The Companion Chronicles: The First Doctor: Volume One is a Doctor Who audio boxset which features more adventures told from the perspective of various companions. This version of the Doctor would be played by William Hartnell if he was still among the living and able to participate in these Big Finish releases. There are four episodes directed by Lisa Bowerman.
The Sleeping Blood written by Martin Day starts off this set with Carole Ann Ford returning to mic as Susan. Darren Strange pitches in as the guest actor. As the Doctor is stricken with a debilitating illness, Susan has to help thwart a terrorist attack aboard a research center. This is not the most memorable of adventures either way. It does have a pretty strong ending, and Ford does well with her performance. This just didn’t keep my attention as well as I had hoped.

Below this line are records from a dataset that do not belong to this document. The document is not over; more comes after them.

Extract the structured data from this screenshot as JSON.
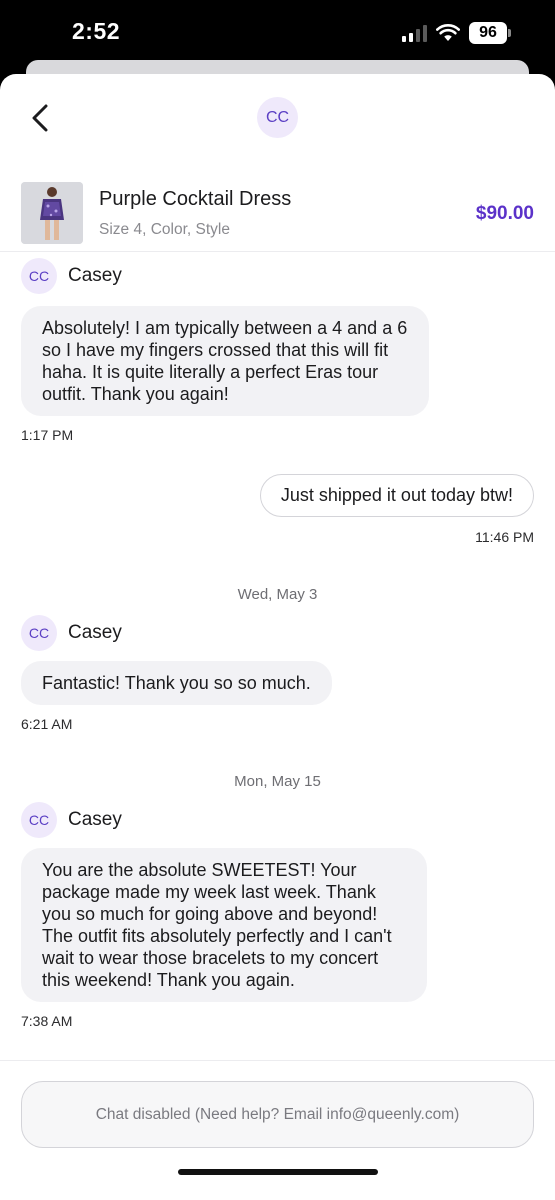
{
  "status_bar": {
    "time": "2:52",
    "battery": "96",
    "signal_bars": 2
  },
  "header": {
    "back_icon": "chevron-left-icon",
    "avatar_initials": "CC"
  },
  "product": {
    "title": "Purple Cocktail Dress",
    "subtitle": "Size 4, Color, Style",
    "price": "$90.00",
    "price_color": "#5b32c9"
  },
  "messages": {
    "m1": {
      "avatar": "CC",
      "sender": "Casey",
      "text": "Absolutely! I am typically between a 4 and a 6 so I have my fingers crossed that this will fit haha. It is quite literally a perfect Eras tour outfit. Thank you again!",
      "time": "1:17 PM"
    },
    "m2": {
      "text": "Just shipped it out today btw!",
      "time": "11:46 PM"
    },
    "day1": "Wed, May 3",
    "m3": {
      "avatar": "CC",
      "sender": "Casey",
      "text": "Fantastic! Thank you so so much.",
      "time": "6:21 AM"
    },
    "day2": "Mon, May 15",
    "m4": {
      "avatar": "CC",
      "sender": "Casey",
      "text": "You are the absolute SWEETEST! Your package made my week last week. Thank you so much for going above and beyond! The outfit fits absolutely perfectly and I can't wait to wear those bracelets to my concert this weekend! Thank you again.",
      "time": "7:38 AM"
    }
  },
  "footer": {
    "chat_disabled": "Chat disabled (Need help? Email info@queenly.com)"
  },
  "colors": {
    "accent": "#5b32c9",
    "avatar_bg": "#efe9fb",
    "bubble_in": "#f2f2f5"
  }
}
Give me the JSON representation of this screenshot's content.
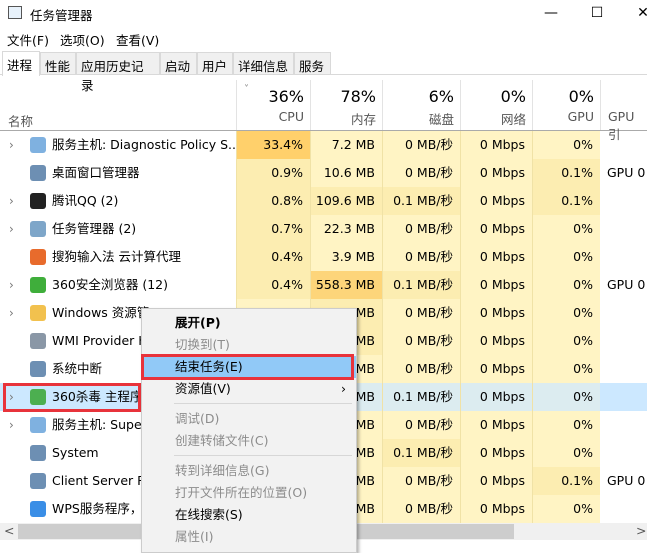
{
  "window": {
    "title": "任务管理器",
    "minimize": "—",
    "maximize": "☐",
    "close": "✕"
  },
  "menubar": [
    "文件(F)",
    "选项(O)",
    "查看(V)"
  ],
  "tabs": [
    "进程",
    "性能",
    "应用历史记录",
    "启动",
    "用户",
    "详细信息",
    "服务"
  ],
  "header": {
    "name": "名称",
    "sort_icon": "chevron-down",
    "columns": [
      {
        "pct": "36%",
        "label": "CPU"
      },
      {
        "pct": "78%",
        "label": "内存"
      },
      {
        "pct": "6%",
        "label": "磁盘"
      },
      {
        "pct": "0%",
        "label": "网络"
      },
      {
        "pct": "0%",
        "label": "GPU"
      },
      {
        "pct": "",
        "label": "GPU 引"
      }
    ]
  },
  "rows": [
    {
      "name": "服务主机: Diagnostic Policy S...",
      "expand": true,
      "icon": "gear",
      "cpu": "33.4%",
      "mem": "7.2 MB",
      "disk": "0 MB/秒",
      "net": "0 Mbps",
      "gpu": "0%",
      "eng": ""
    },
    {
      "name": "桌面窗口管理器",
      "expand": false,
      "icon": "window",
      "cpu": "0.9%",
      "mem": "10.6 MB",
      "disk": "0 MB/秒",
      "net": "0 Mbps",
      "gpu": "0.1%",
      "eng": "GPU 0"
    },
    {
      "name": "腾讯QQ (2)",
      "expand": true,
      "icon": "qq",
      "cpu": "0.8%",
      "mem": "109.6 MB",
      "disk": "0.1 MB/秒",
      "net": "0 Mbps",
      "gpu": "0.1%",
      "eng": ""
    },
    {
      "name": "任务管理器 (2)",
      "expand": true,
      "icon": "taskmgr",
      "cpu": "0.7%",
      "mem": "22.3 MB",
      "disk": "0 MB/秒",
      "net": "0 Mbps",
      "gpu": "0%",
      "eng": ""
    },
    {
      "name": "搜狗输入法 云计算代理",
      "expand": false,
      "icon": "sogou",
      "cpu": "0.4%",
      "mem": "3.9 MB",
      "disk": "0 MB/秒",
      "net": "0 Mbps",
      "gpu": "0%",
      "eng": ""
    },
    {
      "name": "360安全浏览器 (12)",
      "expand": true,
      "icon": "browser360",
      "cpu": "0.4%",
      "mem": "558.3 MB",
      "disk": "0.1 MB/秒",
      "net": "0 Mbps",
      "gpu": "0%",
      "eng": "GPU 0"
    },
    {
      "name": "Windows 资源管",
      "expand": true,
      "icon": "folder",
      "cpu": "",
      "mem": "MB",
      "disk": "0 MB/秒",
      "net": "0 Mbps",
      "gpu": "0%",
      "eng": ""
    },
    {
      "name": "WMI Provider H",
      "expand": false,
      "icon": "wmi",
      "cpu": "",
      "mem": "MB",
      "disk": "0 MB/秒",
      "net": "0 Mbps",
      "gpu": "0%",
      "eng": ""
    },
    {
      "name": "系统中断",
      "expand": false,
      "icon": "window",
      "cpu": "",
      "mem": "MB",
      "disk": "0 MB/秒",
      "net": "0 Mbps",
      "gpu": "0%",
      "eng": ""
    },
    {
      "name": "360杀毒 主程序",
      "expand": true,
      "icon": "shield360",
      "cpu": "",
      "mem": "MB",
      "disk": "0.1 MB/秒",
      "net": "0 Mbps",
      "gpu": "0%",
      "eng": "",
      "selected": true
    },
    {
      "name": "服务主机: Super",
      "expand": true,
      "icon": "gear",
      "cpu": "",
      "mem": "MB",
      "disk": "0 MB/秒",
      "net": "0 Mbps",
      "gpu": "0%",
      "eng": ""
    },
    {
      "name": "System",
      "expand": false,
      "icon": "window",
      "cpu": "",
      "mem": "MB",
      "disk": "0.1 MB/秒",
      "net": "0 Mbps",
      "gpu": "0%",
      "eng": ""
    },
    {
      "name": "Client Server Ru",
      "expand": false,
      "icon": "window",
      "cpu": "",
      "mem": "MB",
      "disk": "0 MB/秒",
      "net": "0 Mbps",
      "gpu": "0.1%",
      "eng": "GPU 0"
    },
    {
      "name": "WPS服务程序，拉",
      "expand": false,
      "icon": "cloud",
      "cpu": "",
      "mem": "MB",
      "disk": "0 MB/秒",
      "net": "0 Mbps",
      "gpu": "0%",
      "eng": ""
    }
  ],
  "context_menu": [
    {
      "label": "展开(P)",
      "state": "bold"
    },
    {
      "label": "切换到(T)",
      "state": "disabled"
    },
    {
      "label": "结束任务(E)",
      "state": "highlighted"
    },
    {
      "label": "资源值(V)",
      "state": "normal",
      "submenu": true
    },
    {
      "sep": true
    },
    {
      "label": "调试(D)",
      "state": "disabled"
    },
    {
      "label": "创建转储文件(C)",
      "state": "disabled"
    },
    {
      "sep": true
    },
    {
      "label": "转到详细信息(G)",
      "state": "disabled"
    },
    {
      "label": "打开文件所在的位置(O)",
      "state": "disabled"
    },
    {
      "label": "在线搜索(S)",
      "state": "normal"
    },
    {
      "label": "属性(I)",
      "state": "disabled"
    }
  ],
  "colors": {
    "cpu_high": "#ffd06b",
    "mem_high": "#fdd57a",
    "heat_low": "#fff4c4",
    "heat_mid": "#fcedb1",
    "selected": "#cce8ff",
    "menu_highlight": "#91c9f7",
    "annotation": "#e8333b"
  }
}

The Unwinding World is written by Ian Potter and stars Maureen O’Brien as Vicki with Alix Dunmore helping out as the guest actor. This is another one that I am having a harder time remembering with any great clarity. Vicki is separated from the Doctor and working some kind of office job, but she is planning to return to a more exciting life once she is reunited with the TARDIS.
Simon Guerrier writes the last two stories which has Peter Purves returning to the role of Steven Taylor. The Founding Fathers and The Locked Room are a drastic improvement. Steven was left by the Doctor to rule a world. He abdicated the throne and is now an old man with granddaughters. His favorite granddaughter has followed in his footsteps, and she hears another story where the Doctor, Steven, and Vicki meet one Benjamin Franklin in London as an alien influence keeps them locked out of the TARDIS. Finally, Sida, who is played by Alice Haig, finally meets the Doctor when an old enemy makes an appearance on Steven’s planet.
This set has a bit of an unremarkable start with the first two stories being somewhat forgettable, however Guerrier saves it for me at the end. Really, Purves is also a fantastic narrator as well. He does a pretty good impression of William Hartnell’s Doctor. It isn’t like he can do a great imitation, but there is something about his performance as the Doctor that I like. I will likely have a more favorable reaction to the other two stories once I hear them again. Potter and Day aren’t terrible as writers, but their contributions just didn’t grab me all that tight. In spite of that, I am still pleased to add this particular set to the collection.